Maxchief appealed the dismissal of its claims by the lower court and argued that the derivative effects on the Tennessee-based distributor of the allegedly infringing products at issue in the Staples action satisfied personal jurisdiction in Tennessee. Unfortunately for Maxchief, its argument folded under the Federal Circuit’s scrutiny. Explaining that the exercise of personal jurisdiction must be consistent with due process and that due process requires that (1) the defendant have sufficient minimum contacts with the forum state and (2) the suit does not offend “traditional notions of fair play and substantial justice,” the Federal Circuit held that not only did Maxchief’s arguments fail on the first minimum contacts prong, it also would fail on the “fair play and substantial justice” prong if minimum contacts were satisfied. 

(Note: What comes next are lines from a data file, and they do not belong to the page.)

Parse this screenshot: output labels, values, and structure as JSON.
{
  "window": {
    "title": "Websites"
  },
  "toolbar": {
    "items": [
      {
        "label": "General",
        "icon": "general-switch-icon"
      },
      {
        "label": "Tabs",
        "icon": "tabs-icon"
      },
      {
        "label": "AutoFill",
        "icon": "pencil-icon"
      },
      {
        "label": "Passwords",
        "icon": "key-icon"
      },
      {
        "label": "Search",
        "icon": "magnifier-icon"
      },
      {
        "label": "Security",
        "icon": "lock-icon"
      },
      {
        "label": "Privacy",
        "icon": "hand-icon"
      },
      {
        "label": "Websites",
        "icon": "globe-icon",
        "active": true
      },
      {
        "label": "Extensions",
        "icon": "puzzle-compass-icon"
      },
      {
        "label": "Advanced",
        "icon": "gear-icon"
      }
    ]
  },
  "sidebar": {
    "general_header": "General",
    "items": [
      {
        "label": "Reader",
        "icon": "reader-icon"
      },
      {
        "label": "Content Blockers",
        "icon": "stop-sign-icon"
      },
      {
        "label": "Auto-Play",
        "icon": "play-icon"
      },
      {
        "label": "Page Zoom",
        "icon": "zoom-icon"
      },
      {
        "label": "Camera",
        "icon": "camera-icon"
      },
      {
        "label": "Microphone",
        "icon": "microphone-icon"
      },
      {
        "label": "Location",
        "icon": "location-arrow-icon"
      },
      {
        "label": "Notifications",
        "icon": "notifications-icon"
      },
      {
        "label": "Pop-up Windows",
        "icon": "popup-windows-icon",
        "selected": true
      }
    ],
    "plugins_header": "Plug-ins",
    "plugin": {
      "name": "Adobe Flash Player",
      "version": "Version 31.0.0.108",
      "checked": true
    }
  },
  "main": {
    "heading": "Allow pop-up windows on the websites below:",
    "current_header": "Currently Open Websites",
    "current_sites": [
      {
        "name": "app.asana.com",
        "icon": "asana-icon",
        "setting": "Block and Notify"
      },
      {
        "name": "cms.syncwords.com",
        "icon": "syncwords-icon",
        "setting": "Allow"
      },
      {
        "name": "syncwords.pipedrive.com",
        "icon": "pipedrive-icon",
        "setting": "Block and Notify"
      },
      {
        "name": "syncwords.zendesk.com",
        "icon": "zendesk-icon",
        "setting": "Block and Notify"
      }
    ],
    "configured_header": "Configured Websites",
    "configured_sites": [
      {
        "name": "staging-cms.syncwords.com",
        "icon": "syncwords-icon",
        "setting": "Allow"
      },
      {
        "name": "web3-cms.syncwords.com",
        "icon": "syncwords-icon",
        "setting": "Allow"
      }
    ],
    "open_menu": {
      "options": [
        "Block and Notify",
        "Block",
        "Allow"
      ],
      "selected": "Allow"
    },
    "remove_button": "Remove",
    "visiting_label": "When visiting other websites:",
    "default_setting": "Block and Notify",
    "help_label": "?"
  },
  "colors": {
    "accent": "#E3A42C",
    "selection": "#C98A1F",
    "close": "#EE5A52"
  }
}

Indeed, even though Wok & Pan had argued in its push for a preliminary injunction in the Staples action that such an injunction should apply to all “in active concert” with Staples (presumably including Tennessee resident Meco), the court explained that personal jurisdiction simply cannot be established based on an unintentional effect of a lawsuit brought in another jurisdiction. Instead, personal jurisdiction in a declaratory judgment action involving patent infringement and/or invalidity requires intentional contact directed at the forum, such as enforcement efforts conducted in the forum state, by the defendant. Because Wok & Pan had not specifically sought to enforce its patents against Meco in Tennessee, the Federal Circuit deemed the unintentional effect on Meco “too attenuated a connection” to satisfy the minimum contacts needed to establish personal jurisdiction in Tennessee. The court further explained that, even though Wok & Pan sent a notice letter to Maxchief’s attorney in Tennessee, the conduct complained of was related to another Maxchief customer resident in Kansas and, as such, the letter constituted contact with Kansas and not Tennessee (regardless of whether the letter was mailed to Tennessee).  

The Federal Circuit also found that personal jurisdiction was lacking for Maxchief’s tortious interference claim against Wok & Pan for the same reasons as discussed with respect to the declaratory judgment claims. Interestingly, the court indicated in a footnote that there may be subject matter jurisdiction over this claim under 28 U.S.C. § 1338 because, to prevail on its tortious interference claim, Maxchief would have to argue that Wok & Pan engaged in unfounded litigation; to do so would require Maxchief to prove non-infringement or invalidity of Wok & Pan’s patents. Ultimately, though, the court left “this issue for another day.”

So what is the key takeaway from this decision? While this decision seems to provide patent owners more ammunition to fight declaratory judgment jurisdiction, a careful selection of forum by the declaratory judgment plaintiff will help to avoid a result such as the one in the Maxchief dispute. Indeed, a thorough pre-filing investigation in a potential declaratory judgment action needs to consider not only the principal patent-related issues, but also properly take into account the court’s jurisdiction and proper venue. When the natural plaintiff (in this case, Wok & Pan) has already filed suit in a different jurisdiction based on the same allegedly infringing activity, the court will likely apply a high degree of scrutiny to the procedural aspects of the suit before the principal issues are even considered. As such, a suit based on a defendant’s tenuous contact with the forum state is not likely to survive the earliest stage of litigation. 

Moreover, the pre-filing investigation must carefully examine any and all known activity by the patent owner in the forum state that may satisfy the minimum contacts prong. For example, has the patent owner sent an infringement notice to an entity in the forum state? If so, is the entity resident in the forum state? Did the patent owner have any other contact with the alleged infringer in the forum state, e.g., did the patent owner visit the alleged infringer in the forum state? In this vein, it is important to note that merely sending a notice letter to an alleged infringer will not result in personal jurisdiction over the patent owner because, without more, the letter itself does not satisfy the second “fair play and substantial justice” prong of personal jurisdiction.